*** Data Section Begins ***
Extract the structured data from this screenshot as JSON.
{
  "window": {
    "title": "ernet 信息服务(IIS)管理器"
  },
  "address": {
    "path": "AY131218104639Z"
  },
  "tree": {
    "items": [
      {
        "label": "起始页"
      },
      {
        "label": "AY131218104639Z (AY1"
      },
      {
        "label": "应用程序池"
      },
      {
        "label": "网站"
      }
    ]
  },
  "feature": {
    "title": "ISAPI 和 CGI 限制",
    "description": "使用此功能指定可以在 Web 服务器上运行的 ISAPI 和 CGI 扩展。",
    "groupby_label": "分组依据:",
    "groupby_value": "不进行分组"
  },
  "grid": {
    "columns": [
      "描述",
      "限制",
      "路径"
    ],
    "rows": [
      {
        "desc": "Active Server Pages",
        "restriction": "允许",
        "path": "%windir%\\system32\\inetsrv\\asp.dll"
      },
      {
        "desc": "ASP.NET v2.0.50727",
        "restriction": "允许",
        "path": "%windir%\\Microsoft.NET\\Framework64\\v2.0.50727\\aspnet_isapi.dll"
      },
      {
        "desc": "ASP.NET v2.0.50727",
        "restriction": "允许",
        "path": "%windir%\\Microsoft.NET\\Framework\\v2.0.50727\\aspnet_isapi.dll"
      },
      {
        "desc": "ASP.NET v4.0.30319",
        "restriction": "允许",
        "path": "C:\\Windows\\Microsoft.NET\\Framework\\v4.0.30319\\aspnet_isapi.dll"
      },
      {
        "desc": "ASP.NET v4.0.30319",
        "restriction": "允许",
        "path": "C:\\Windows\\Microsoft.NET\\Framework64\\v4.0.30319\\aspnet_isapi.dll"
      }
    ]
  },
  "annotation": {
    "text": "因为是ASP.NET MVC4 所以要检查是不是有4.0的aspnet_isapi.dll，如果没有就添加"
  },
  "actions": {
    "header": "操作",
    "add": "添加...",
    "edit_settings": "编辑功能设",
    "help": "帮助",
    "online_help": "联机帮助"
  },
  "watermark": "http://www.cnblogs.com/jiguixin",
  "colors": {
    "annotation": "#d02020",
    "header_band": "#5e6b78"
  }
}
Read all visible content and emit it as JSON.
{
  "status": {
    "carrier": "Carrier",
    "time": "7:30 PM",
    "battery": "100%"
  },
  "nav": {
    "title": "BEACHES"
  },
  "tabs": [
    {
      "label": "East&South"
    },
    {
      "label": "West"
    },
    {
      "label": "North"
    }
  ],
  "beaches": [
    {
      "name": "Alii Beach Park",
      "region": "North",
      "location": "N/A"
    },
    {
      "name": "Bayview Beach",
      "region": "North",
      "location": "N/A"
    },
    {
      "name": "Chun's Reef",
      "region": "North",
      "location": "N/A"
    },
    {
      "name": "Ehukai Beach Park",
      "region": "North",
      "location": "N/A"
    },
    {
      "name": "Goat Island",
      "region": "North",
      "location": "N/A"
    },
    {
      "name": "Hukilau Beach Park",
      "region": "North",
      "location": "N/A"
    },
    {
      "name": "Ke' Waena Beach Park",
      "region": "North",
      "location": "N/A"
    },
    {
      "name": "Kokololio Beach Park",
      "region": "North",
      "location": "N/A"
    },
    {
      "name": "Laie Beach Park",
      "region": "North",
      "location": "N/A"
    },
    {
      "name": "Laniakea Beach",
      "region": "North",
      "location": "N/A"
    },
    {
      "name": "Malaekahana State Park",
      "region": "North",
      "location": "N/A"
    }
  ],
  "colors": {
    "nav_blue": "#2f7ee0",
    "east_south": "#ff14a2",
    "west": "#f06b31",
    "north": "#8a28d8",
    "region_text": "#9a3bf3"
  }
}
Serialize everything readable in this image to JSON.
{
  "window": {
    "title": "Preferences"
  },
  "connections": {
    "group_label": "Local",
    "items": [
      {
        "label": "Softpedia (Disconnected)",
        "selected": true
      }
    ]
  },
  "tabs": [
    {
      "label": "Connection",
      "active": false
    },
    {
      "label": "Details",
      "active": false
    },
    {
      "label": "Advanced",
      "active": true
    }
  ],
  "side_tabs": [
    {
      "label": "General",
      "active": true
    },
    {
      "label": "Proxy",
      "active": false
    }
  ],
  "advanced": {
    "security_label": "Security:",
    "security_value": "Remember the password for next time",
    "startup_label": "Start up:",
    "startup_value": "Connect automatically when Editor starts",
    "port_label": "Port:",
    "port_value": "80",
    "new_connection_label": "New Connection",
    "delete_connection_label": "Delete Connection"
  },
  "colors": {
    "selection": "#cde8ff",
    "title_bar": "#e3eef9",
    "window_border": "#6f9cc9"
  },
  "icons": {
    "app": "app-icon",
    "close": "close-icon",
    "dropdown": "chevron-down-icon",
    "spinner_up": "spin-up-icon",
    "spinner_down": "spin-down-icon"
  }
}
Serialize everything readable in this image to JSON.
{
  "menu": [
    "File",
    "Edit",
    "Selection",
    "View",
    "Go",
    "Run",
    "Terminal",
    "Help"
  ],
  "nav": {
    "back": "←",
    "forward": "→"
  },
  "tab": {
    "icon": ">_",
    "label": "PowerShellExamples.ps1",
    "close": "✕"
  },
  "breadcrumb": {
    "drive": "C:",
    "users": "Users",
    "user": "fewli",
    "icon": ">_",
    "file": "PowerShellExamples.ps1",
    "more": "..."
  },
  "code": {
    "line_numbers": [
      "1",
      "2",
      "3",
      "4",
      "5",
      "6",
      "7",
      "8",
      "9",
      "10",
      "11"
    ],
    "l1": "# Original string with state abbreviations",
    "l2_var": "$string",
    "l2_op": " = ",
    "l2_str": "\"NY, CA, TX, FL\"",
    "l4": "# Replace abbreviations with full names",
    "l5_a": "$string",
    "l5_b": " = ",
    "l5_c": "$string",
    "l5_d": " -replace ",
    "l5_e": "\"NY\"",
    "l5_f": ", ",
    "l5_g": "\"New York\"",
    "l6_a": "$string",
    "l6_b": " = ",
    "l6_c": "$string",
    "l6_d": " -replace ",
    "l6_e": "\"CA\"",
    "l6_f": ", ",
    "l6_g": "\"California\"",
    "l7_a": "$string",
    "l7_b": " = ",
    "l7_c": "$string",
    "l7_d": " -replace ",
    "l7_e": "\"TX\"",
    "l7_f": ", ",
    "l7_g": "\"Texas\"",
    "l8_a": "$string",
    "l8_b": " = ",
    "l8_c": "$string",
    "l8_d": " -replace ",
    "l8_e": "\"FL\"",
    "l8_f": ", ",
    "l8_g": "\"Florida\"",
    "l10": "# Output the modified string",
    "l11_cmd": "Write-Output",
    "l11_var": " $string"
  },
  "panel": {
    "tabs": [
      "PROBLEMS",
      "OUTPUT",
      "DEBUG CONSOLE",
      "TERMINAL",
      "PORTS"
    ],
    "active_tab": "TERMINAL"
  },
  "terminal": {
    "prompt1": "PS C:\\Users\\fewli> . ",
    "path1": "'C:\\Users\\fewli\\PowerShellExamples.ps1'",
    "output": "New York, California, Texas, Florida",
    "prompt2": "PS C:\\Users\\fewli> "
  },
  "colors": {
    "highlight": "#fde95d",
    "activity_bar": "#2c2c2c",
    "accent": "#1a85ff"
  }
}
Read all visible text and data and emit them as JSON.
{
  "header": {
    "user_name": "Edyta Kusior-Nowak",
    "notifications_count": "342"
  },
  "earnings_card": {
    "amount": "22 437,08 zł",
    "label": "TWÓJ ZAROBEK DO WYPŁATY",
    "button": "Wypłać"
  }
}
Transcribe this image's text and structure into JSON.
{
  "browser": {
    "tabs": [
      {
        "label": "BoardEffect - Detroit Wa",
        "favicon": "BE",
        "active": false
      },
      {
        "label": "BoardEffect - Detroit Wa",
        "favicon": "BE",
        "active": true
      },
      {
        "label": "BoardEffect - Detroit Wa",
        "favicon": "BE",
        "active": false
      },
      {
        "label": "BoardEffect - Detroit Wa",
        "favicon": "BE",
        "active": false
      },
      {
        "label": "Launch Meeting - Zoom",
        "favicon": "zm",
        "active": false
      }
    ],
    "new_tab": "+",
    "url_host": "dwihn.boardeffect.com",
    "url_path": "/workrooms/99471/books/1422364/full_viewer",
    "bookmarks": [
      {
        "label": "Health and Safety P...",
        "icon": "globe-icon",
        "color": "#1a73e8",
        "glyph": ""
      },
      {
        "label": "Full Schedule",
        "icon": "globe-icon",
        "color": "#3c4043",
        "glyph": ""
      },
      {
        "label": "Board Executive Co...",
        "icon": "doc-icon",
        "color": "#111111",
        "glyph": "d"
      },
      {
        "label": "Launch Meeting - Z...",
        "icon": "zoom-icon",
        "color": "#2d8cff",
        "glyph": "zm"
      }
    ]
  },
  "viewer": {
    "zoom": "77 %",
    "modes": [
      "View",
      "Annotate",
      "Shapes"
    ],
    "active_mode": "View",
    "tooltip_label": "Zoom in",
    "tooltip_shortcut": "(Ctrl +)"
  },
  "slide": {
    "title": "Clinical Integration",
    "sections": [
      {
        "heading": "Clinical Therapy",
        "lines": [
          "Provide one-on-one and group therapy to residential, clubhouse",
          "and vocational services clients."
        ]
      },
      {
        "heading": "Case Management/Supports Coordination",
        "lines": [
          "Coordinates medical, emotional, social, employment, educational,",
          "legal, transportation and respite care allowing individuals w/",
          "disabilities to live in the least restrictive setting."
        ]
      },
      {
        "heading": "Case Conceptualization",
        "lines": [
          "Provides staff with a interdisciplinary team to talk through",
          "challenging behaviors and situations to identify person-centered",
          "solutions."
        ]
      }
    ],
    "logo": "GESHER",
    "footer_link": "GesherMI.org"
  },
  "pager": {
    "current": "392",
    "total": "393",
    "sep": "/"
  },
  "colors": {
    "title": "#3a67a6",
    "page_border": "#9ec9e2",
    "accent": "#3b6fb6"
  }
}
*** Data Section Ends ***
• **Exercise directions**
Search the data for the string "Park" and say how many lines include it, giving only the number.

• **Exercise response**
7